The union home ministry on Tuesday asked the state government to ensure adequate security for the Indian Police Service (IPS) officer and his family. The Modi government hit back, slamming the “unnecessary intervention”.
The war of words erupted hours after an Ahmedabad court reserved, for October 7, its orders on the state's revision petition against the judicial remand of the officer after Bhatt refused the judge’s suggestion that he show his bank lockers to the police, as requested, to secure bail.
“This is a battle of principles. I’m ready to remain in jail for however long it takes, but will not compromise at any cost,” he said.

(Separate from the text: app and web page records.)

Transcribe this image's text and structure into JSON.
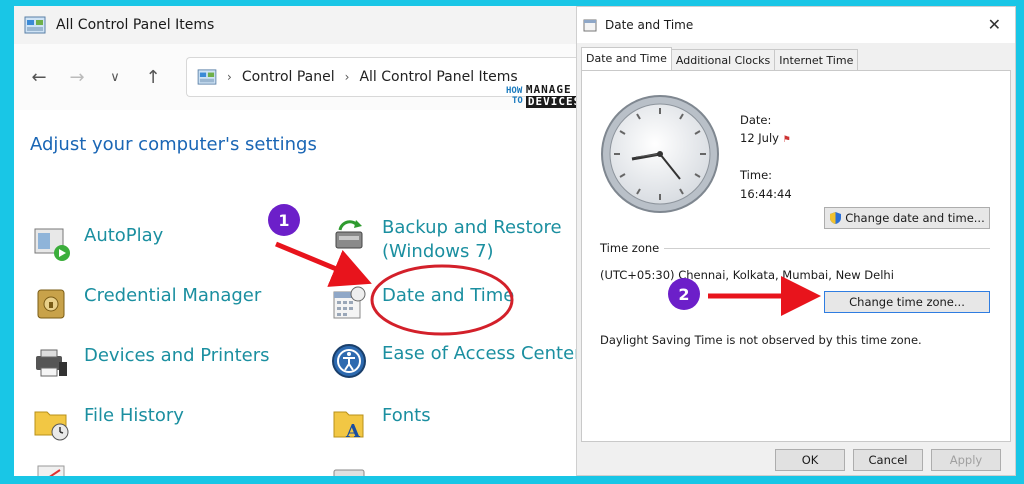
{
  "control_panel": {
    "title": "All Control Panel Items",
    "breadcrumb": [
      "Control Panel",
      "All Control Panel Items"
    ],
    "heading": "Adjust your computer's settings",
    "items": [
      {
        "label": "AutoPlay",
        "icon": "autoplay-icon"
      },
      {
        "label": "Credential Manager",
        "icon": "credential-manager-icon"
      },
      {
        "label": "Devices and Printers",
        "icon": "devices-printers-icon"
      },
      {
        "label": "File History",
        "icon": "file-history-icon"
      },
      {
        "label": "Backup and Restore",
        "label2": "(Windows 7)",
        "icon": "backup-restore-icon"
      },
      {
        "label": "Date and Time",
        "icon": "date-time-icon"
      },
      {
        "label": "Ease of Access Center",
        "icon": "ease-of-access-icon"
      },
      {
        "label": "Fonts",
        "icon": "fonts-icon"
      }
    ]
  },
  "logo": {
    "how": "HOW",
    "to": "TO",
    "manage": "MANAGE",
    "devices": "DEVICES"
  },
  "dialog": {
    "title": "Date and Time",
    "tabs": [
      "Date and Time",
      "Additional Clocks",
      "Internet Time"
    ],
    "active_tab": 0,
    "date_label": "Date:",
    "date_value": "12 July",
    "time_label": "Time:",
    "time_value": "16:44:44",
    "change_date_button": "Change date and time...",
    "timezone_header": "Time zone",
    "timezone_value": "(UTC+05:30) Chennai, Kolkata, Mumbai, New Delhi",
    "change_zone_button": "Change time zone...",
    "dst_note": "Daylight Saving Time is not observed by this time zone.",
    "ok": "OK",
    "cancel": "Cancel",
    "apply": "Apply"
  },
  "annotations": {
    "step1": "1",
    "step2": "2",
    "arrow_color": "#e8141c",
    "highlight_color": "#d3202a",
    "badge_color": "#6c1fc9"
  },
  "colors": {
    "background": "#19c6e6",
    "link": "#1b8fa0",
    "heading": "#1a66b5"
  }
}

The officer, who was arrested on September 30, is in judicial custody on charges of wrongful confinement and fabrication of evidence.
On Monday, his wife Shweta wrote to the home ministry expressing fears that Bhatt could be “physically ill-treated” by a “vindictive administration”. In April, Bhatt had filed an affidavit in the Supreme Court alleging Modi's complicity in the 2002 anti-Muslim riots.
The Centre wrote to the state authorities to provide security “to Bhatt and his family as per local threat perception”.
It has also decided to independently assess the threat perception after state police claimed that there was no specific threat to the officer.
If the Intelligence Bureau finds substance to the fears and the home ministry makes him a central protectee, it will be obligatory on the Modi government to protect Bhatt.
“The quick response from the ministry only confirms our belief that there is connivance between Bhatt, Congress and the Centre,” a senior Gujarat minister told HT on condition of anonymity.
Defending the arrest, BJP spokesperson Nirmala Sitharaman said it was done as per the legal process. “Is it fashionable to talk anti-Modi?” she asked in New Delhi.
Social activists Anna Hazare, however, came out in support of Bhatt. “What Modi has done is wrong. It is not good for democracy,” Hazare said at his native village Ralegan Siddhi in Maharashtra.